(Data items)
● ● ●
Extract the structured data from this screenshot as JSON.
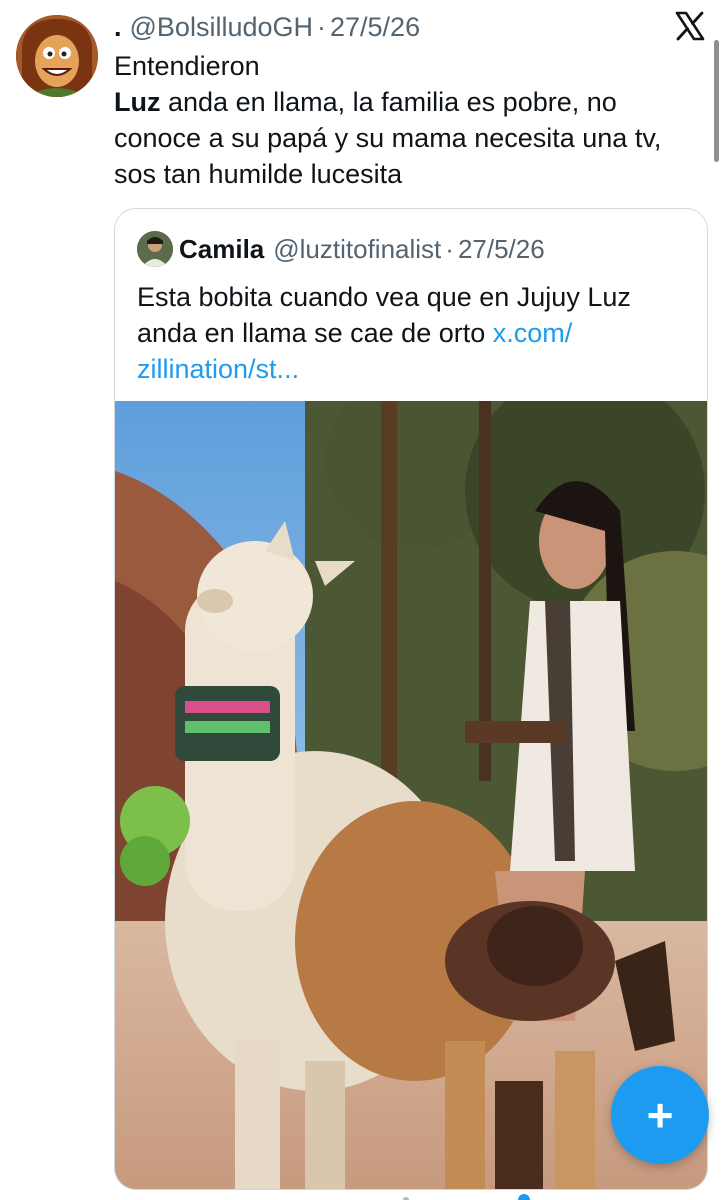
{
  "tweet": {
    "prefix": ".",
    "handle": "@BolsilludoGH",
    "separator": "·",
    "date": "27/5/26",
    "lines": {
      "l1": "Entendieron",
      "l2_bold": "Luz",
      "l2_rest": " anda en llama, la familia es pobre, no",
      "l3": "conoce a su papá y su mama necesita una tv,",
      "l4": "sos tan humilde lucesita"
    }
  },
  "quote": {
    "name": "Camila",
    "handle": "@luztitofinalist",
    "separator": "·",
    "date": "27/5/26",
    "line1": "Esta bobita cuando vea que en Jujuy Luz",
    "line2_text": "anda en llama se cae de orto ",
    "line2_link": "x.com/",
    "line3_link": "zillination/st..."
  },
  "fab": {
    "label": "+"
  },
  "icons": {
    "brand": "x-logo-icon",
    "compose": "plus-icon"
  },
  "colors": {
    "link": "#1d9bf0",
    "secondary_text": "#536471",
    "primary_text": "#0f1419",
    "border": "#cfd9de"
  }
}
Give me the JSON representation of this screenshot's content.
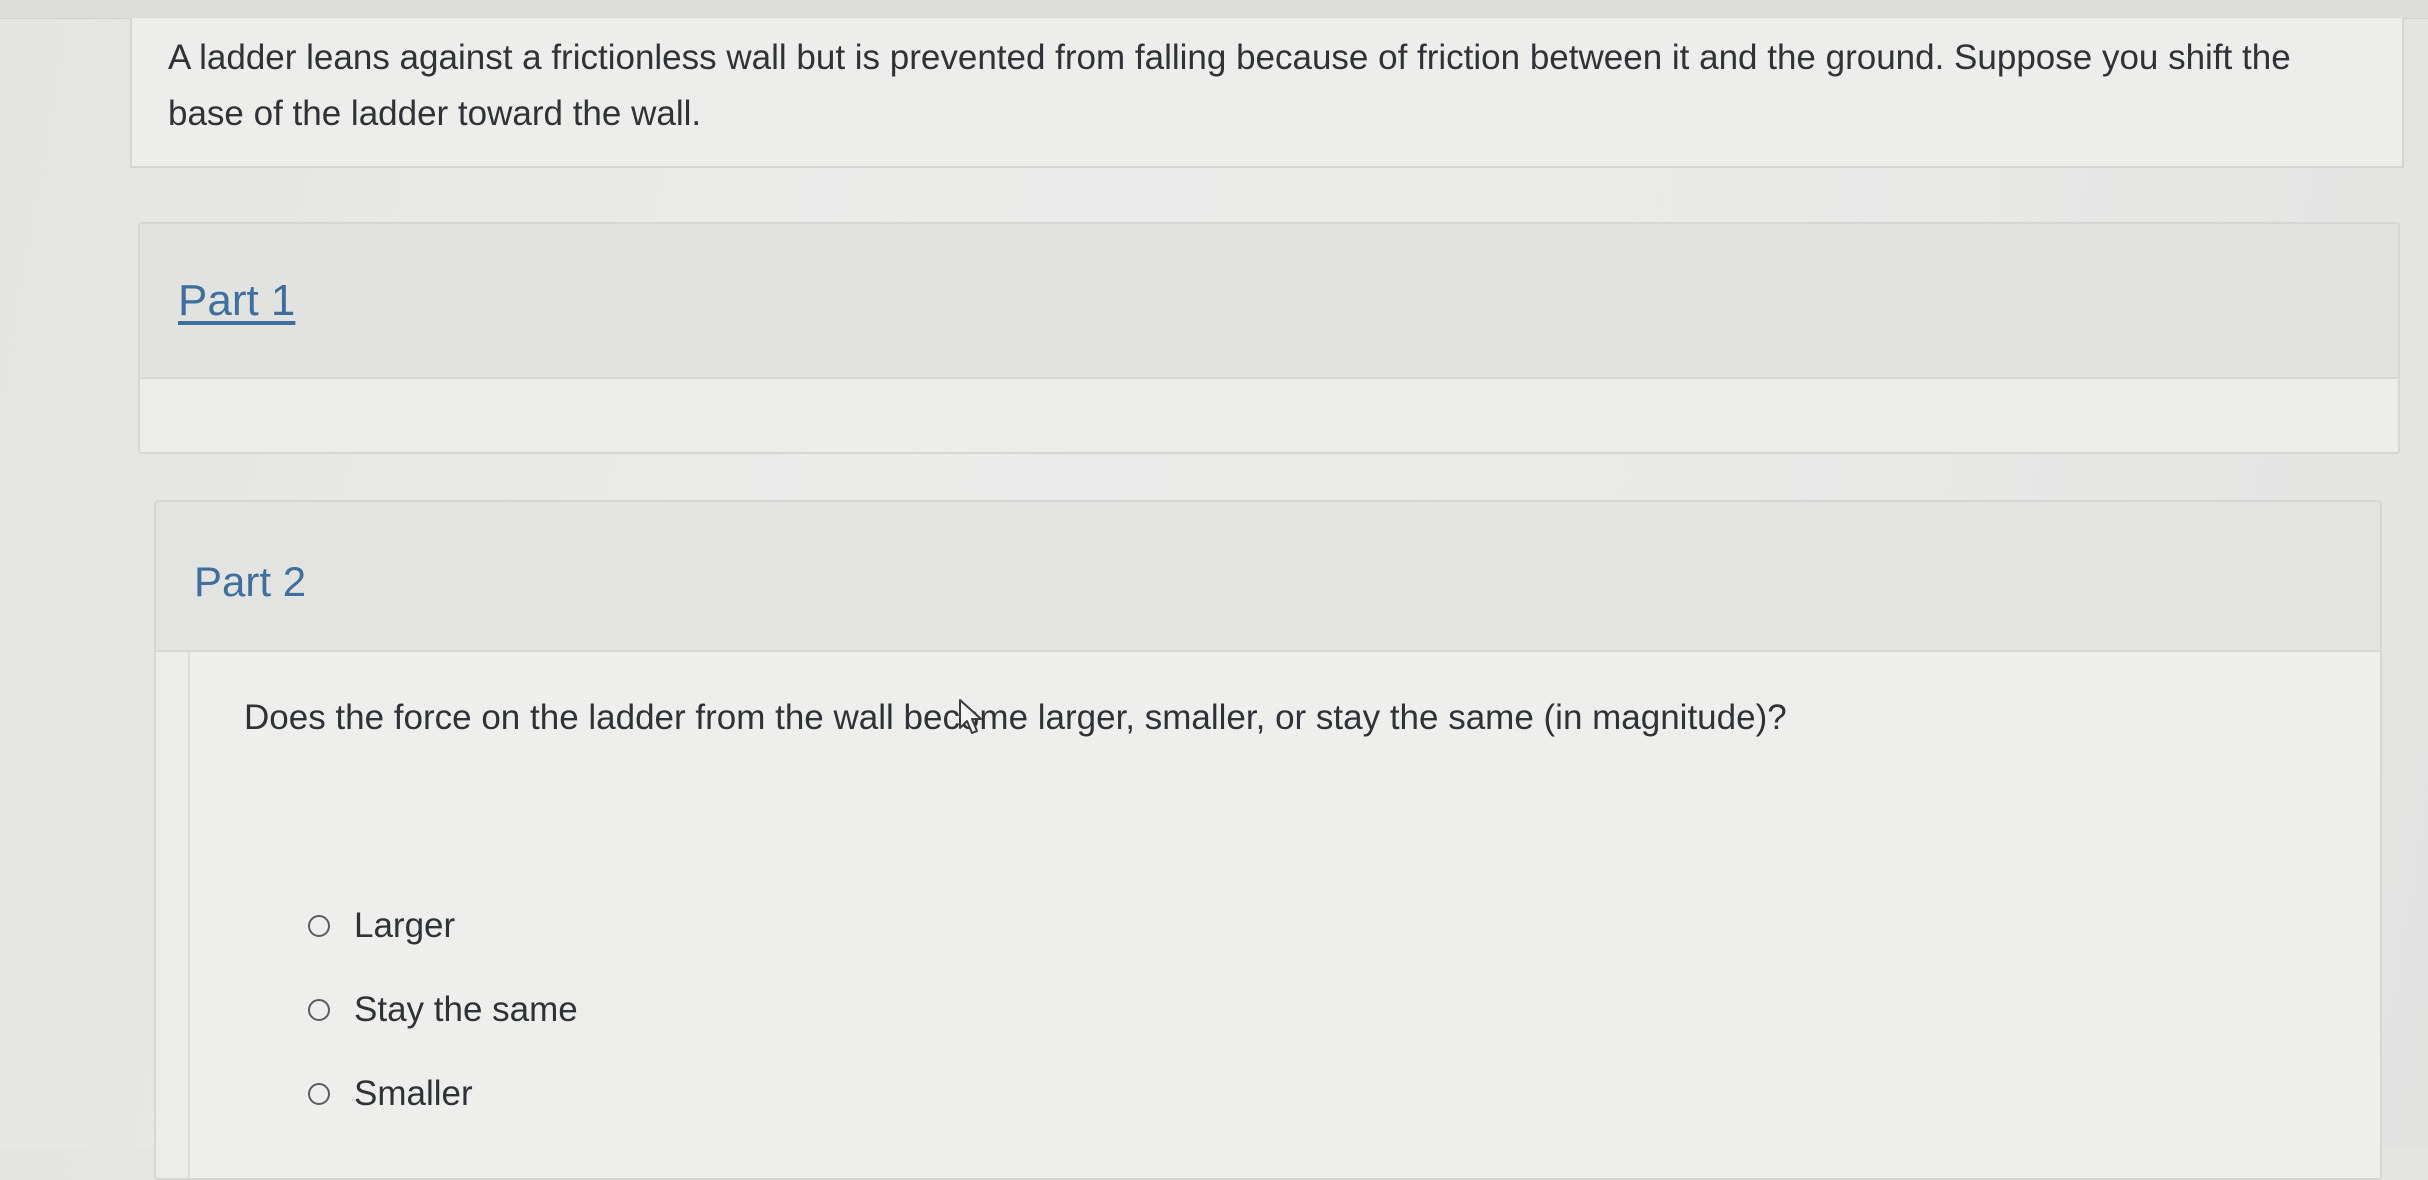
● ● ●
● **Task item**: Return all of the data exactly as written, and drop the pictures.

● **Exercise solution**:
Extract the structured data from this screenshot as JSON.
{
  "tweet": {
    "prefix": ".",
    "handle": "@BolsilludoGH",
    "separator": "·",
    "date": "27/5/26",
    "lines": {
      "l1": "Entendieron",
      "l2_bold": "Luz",
      "l2_rest": " anda en llama, la familia es pobre, no",
      "l3": "conoce a su papá y su mama necesita una tv,",
      "l4": "sos tan humilde lucesita"
    }
  },
  "quote": {
    "name": "Camila",
    "handle": "@luztitofinalist",
    "separator": "·",
    "date": "27/5/26",
    "line1": "Esta bobita cuando vea que en Jujuy Luz",
    "line2_text": "anda en llama se cae de orto ",
    "line2_link": "x.com/",
    "line3_link": "zillination/st..."
  },
  "fab": {
    "label": "+"
  },
  "icons": {
    "brand": "x-logo-icon",
    "compose": "plus-icon"
  },
  "colors": {
    "link": "#1d9bf0",
    "secondary_text": "#536471",
    "primary_text": "#0f1419",
    "border": "#cfd9de"
  }
}
Give me the JSON representation of this screenshot's content.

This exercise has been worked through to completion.